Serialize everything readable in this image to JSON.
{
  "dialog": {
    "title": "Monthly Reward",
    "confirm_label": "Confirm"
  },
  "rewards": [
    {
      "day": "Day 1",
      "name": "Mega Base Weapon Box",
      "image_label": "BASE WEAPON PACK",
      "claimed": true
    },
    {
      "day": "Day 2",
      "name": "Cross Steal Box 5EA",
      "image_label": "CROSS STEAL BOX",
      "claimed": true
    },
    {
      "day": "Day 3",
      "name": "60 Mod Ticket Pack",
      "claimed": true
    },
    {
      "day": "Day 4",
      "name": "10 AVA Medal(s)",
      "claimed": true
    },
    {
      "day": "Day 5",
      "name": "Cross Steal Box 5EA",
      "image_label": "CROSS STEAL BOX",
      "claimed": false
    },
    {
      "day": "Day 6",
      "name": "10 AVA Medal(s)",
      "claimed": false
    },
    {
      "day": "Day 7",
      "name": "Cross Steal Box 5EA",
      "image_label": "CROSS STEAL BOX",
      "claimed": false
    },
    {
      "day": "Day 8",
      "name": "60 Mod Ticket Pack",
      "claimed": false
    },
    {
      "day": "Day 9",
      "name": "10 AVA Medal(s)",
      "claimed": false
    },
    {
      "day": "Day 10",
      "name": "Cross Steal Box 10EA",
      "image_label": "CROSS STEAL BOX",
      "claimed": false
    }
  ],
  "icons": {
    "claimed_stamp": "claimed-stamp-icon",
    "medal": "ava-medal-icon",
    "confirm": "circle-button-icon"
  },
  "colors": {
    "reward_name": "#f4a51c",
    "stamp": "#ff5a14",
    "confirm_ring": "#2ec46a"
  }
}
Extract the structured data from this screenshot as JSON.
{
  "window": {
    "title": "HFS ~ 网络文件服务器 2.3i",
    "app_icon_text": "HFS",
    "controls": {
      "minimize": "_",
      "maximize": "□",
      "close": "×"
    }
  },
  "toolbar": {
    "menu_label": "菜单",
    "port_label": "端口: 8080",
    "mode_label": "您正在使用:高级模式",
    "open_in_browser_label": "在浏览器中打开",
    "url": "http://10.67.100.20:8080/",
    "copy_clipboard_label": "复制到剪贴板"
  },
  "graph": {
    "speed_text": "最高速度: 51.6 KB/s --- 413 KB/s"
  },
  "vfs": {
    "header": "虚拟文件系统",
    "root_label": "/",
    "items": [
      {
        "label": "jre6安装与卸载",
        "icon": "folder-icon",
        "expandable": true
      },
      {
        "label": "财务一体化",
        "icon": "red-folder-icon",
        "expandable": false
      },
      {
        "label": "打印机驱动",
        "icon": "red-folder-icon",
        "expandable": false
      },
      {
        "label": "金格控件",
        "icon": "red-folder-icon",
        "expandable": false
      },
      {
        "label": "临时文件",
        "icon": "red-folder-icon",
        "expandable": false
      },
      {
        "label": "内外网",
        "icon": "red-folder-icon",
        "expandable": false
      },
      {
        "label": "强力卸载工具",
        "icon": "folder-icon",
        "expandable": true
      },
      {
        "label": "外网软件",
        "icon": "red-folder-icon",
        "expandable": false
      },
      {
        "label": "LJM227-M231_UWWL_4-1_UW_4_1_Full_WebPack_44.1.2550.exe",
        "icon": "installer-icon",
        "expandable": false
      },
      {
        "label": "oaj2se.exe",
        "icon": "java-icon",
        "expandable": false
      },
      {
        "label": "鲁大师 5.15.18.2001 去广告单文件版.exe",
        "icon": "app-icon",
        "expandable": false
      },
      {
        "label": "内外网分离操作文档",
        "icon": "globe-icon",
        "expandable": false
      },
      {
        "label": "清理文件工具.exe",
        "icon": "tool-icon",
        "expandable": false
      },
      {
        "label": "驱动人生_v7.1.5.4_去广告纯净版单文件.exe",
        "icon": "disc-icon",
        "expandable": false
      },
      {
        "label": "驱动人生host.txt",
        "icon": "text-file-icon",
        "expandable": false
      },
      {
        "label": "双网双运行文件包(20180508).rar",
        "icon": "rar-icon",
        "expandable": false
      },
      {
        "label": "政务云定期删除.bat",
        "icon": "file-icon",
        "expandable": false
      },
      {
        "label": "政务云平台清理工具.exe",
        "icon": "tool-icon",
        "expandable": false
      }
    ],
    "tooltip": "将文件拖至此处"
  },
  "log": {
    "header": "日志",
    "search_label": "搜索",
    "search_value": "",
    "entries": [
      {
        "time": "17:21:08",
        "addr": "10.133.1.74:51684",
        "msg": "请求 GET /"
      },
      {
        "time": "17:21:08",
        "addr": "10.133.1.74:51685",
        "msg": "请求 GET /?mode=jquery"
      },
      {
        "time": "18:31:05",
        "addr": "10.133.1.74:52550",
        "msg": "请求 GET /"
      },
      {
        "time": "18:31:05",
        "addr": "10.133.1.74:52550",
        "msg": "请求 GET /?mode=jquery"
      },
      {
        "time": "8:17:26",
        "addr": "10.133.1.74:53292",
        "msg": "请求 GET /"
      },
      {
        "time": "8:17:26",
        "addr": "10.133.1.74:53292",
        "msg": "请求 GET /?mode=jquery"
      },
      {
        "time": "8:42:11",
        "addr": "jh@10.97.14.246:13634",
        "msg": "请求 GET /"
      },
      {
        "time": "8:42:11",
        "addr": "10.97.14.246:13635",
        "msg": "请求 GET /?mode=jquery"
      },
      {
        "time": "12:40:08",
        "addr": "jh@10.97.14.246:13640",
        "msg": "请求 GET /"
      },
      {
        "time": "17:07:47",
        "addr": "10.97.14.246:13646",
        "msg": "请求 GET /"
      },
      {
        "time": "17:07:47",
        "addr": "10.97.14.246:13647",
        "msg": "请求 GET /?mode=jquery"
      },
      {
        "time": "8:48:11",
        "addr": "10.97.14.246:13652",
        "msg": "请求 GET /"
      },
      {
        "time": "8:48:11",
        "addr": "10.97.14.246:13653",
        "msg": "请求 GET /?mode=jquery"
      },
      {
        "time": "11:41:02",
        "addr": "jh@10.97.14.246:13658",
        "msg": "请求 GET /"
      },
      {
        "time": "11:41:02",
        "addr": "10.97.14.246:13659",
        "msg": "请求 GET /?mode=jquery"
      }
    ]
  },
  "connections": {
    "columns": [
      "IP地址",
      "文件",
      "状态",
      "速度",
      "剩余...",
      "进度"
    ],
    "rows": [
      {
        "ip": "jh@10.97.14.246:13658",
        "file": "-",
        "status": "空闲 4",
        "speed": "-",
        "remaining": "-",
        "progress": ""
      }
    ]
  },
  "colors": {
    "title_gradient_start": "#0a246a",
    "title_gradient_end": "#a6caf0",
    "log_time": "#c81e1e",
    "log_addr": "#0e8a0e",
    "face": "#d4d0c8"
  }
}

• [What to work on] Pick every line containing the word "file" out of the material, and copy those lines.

• [Solution below]
        "icon": "text-file-icon",
        "icon": "file-icon",
        "file": "-",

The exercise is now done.